This is the nature of citizenship in the family of God, citizenship in the communion of saints - to lean into humility, mourning, meekness, deep hunger and thirst for what is right, to choose mercy, purity of heart, and the way of making peace. Not because it’s easy. Not even because it’s rewarded. But because it is what God is like, it is the way Jesus came to show us. And in the end it is the only true and life-giving way there is.
And as we lean into this way, as we renew our commitment to this citizenship, as we double down on humility and mercy, on mourning with all who mourn, especially those who have died at the hands of great injustice, as we never ever give up on the quest for righteousness, for peace; We unite ourselves with all those who choose this same path here in this congregation, and in physical and virtual Christian communities all over the world AND with all those faithful citizens of God’s realm who have gone before.
This week we marked the second anniversary of the terrorist attack on Tree of Life Synagogue in Pittsburgh, killing 11 people at sabbath prayer and injuring 6 more. The rabbi of that congregation has a particular relationship with the pastor of Emmanuel African Methodist Episcopal Church in Charleston, South Carolina - Mother Emmanuel Church, as it is lovingly known, where a terrorist killed nine people in a Bible Study, including the senior pastor. That was in June of 2015.
These American citizens - citizens of the kingdom of God - killed while practicing their faith as children of God - are among those I see in the communion of saints today. We remember countless believers who lived their lives in faith, seeking however imperfectly to live into these beatitudes, to be close to God, to live the way of Jesus - making peace, seeking righteousness, showing mercy and humility. Some of them we know by name - either because they’re famous - Mother Theresa and Martin Luther King Jr - or because they personally touched our lives - members of this church and members of our families - our neighbors and our friends.
This is the day we underline that sentence of the creed that says “I believe in the communion of saints,” this is the day that we share the sacrament of communion imagining these pews filled to overflowing and overshadowed by a cloud of millions more who share our faith and cheer us on even and especially when our way feels lonely, even when we are tempted to put our trust in some institution not worthy of our trust, even when we long for a way more comfortable and rewarding. Because they’re there.
We are not alone.
Whether the election turns out the way we want or not. Whether the worst comes to pass after the election in violence or disinformation or any number of other terrible things we haven’t even thought of.
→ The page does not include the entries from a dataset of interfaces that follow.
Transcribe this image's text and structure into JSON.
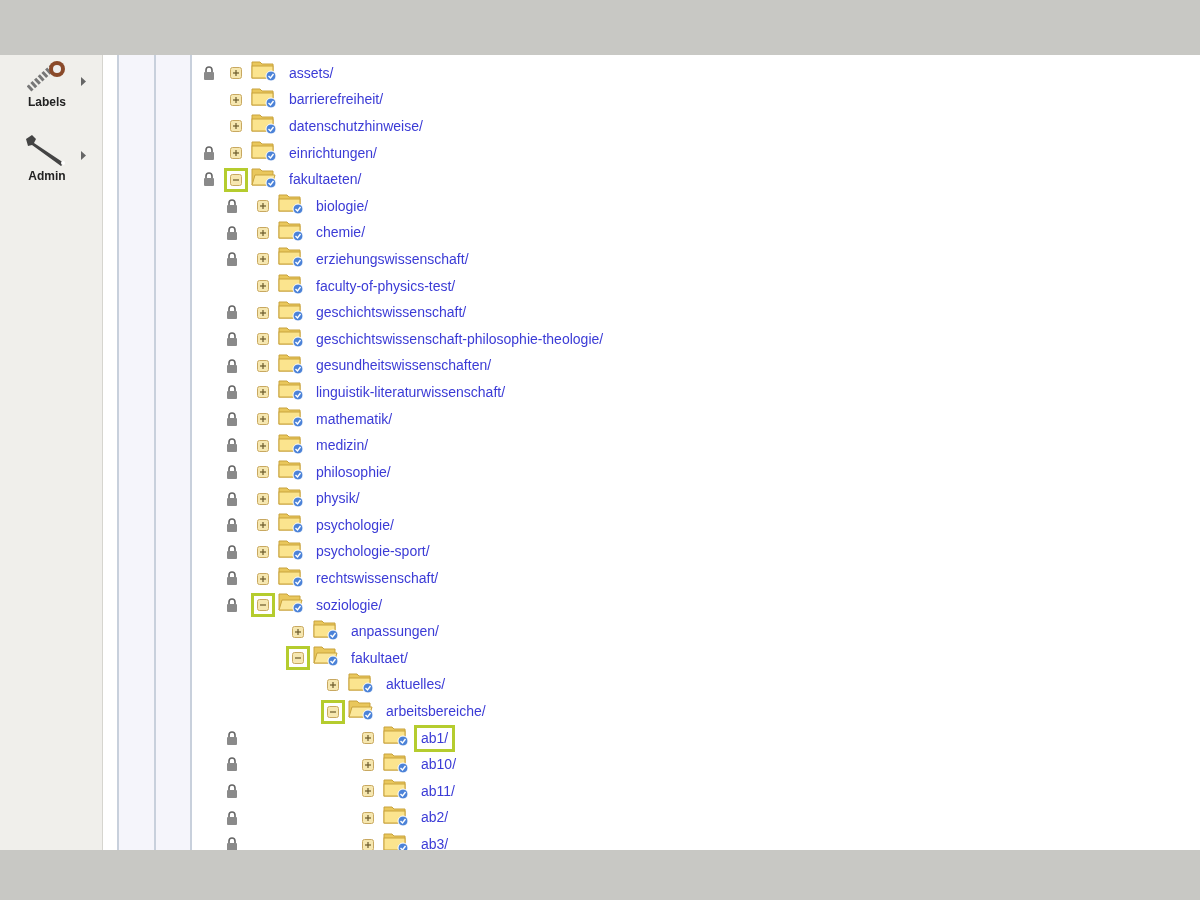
{
  "sidebar": {
    "items": [
      {
        "label": "Labels",
        "kind": "labels"
      },
      {
        "label": "Admin",
        "kind": "admin"
      }
    ]
  },
  "tree": [
    {
      "name": "assets/",
      "locked": true,
      "expanded": false,
      "selected": false
    },
    {
      "name": "barrierefreiheit/",
      "locked": false,
      "expanded": false,
      "selected": false
    },
    {
      "name": "datenschutzhinweise/",
      "locked": false,
      "expanded": false,
      "selected": false
    },
    {
      "name": "einrichtungen/",
      "locked": true,
      "expanded": false,
      "selected": false
    },
    {
      "name": "fakultaeten/",
      "locked": true,
      "expanded": true,
      "selected": false,
      "children": [
        {
          "name": "biologie/",
          "locked": true,
          "expanded": false,
          "selected": false
        },
        {
          "name": "chemie/",
          "locked": true,
          "expanded": false,
          "selected": false
        },
        {
          "name": "erziehungswissenschaft/",
          "locked": true,
          "expanded": false,
          "selected": false
        },
        {
          "name": "faculty-of-physics-test/",
          "locked": false,
          "expanded": false,
          "selected": false
        },
        {
          "name": "geschichtswissenschaft/",
          "locked": true,
          "expanded": false,
          "selected": false
        },
        {
          "name": "geschichtswissenschaft-philosophie-theologie/",
          "locked": true,
          "expanded": false,
          "selected": false
        },
        {
          "name": "gesundheitswissenschaften/",
          "locked": true,
          "expanded": false,
          "selected": false
        },
        {
          "name": "linguistik-literaturwissenschaft/",
          "locked": true,
          "expanded": false,
          "selected": false
        },
        {
          "name": "mathematik/",
          "locked": true,
          "expanded": false,
          "selected": false
        },
        {
          "name": "medizin/",
          "locked": true,
          "expanded": false,
          "selected": false
        },
        {
          "name": "philosophie/",
          "locked": true,
          "expanded": false,
          "selected": false
        },
        {
          "name": "physik/",
          "locked": true,
          "expanded": false,
          "selected": false
        },
        {
          "name": "psychologie/",
          "locked": true,
          "expanded": false,
          "selected": false
        },
        {
          "name": "psychologie-sport/",
          "locked": true,
          "expanded": false,
          "selected": false
        },
        {
          "name": "rechtswissenschaft/",
          "locked": true,
          "expanded": false,
          "selected": false
        },
        {
          "name": "soziologie/",
          "locked": true,
          "expanded": true,
          "selected": false,
          "children": [
            {
              "name": "anpassungen/",
              "locked": false,
              "expanded": false,
              "selected": false
            },
            {
              "name": "fakultaet/",
              "locked": false,
              "expanded": true,
              "selected": false,
              "children": [
                {
                  "name": "aktuelles/",
                  "locked": false,
                  "expanded": false,
                  "selected": false
                },
                {
                  "name": "arbeitsbereiche/",
                  "locked": false,
                  "expanded": true,
                  "selected": false,
                  "children": [
                    {
                      "name": "ab1/",
                      "locked": true,
                      "expanded": false,
                      "selected": true
                    },
                    {
                      "name": "ab10/",
                      "locked": true,
                      "expanded": false,
                      "selected": false
                    },
                    {
                      "name": "ab11/",
                      "locked": true,
                      "expanded": false,
                      "selected": false
                    },
                    {
                      "name": "ab2/",
                      "locked": true,
                      "expanded": false,
                      "selected": false
                    },
                    {
                      "name": "ab3/",
                      "locked": true,
                      "expanded": false,
                      "selected": false
                    }
                  ]
                }
              ]
            }
          ]
        }
      ]
    }
  ]
}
No matter what. Our citizenship is sure. The power of the faith we share - power in meekness and mercy and always seeking what is right - is rock solid.
The road may not be easy. But it is the right road. We are called blessed. Amen.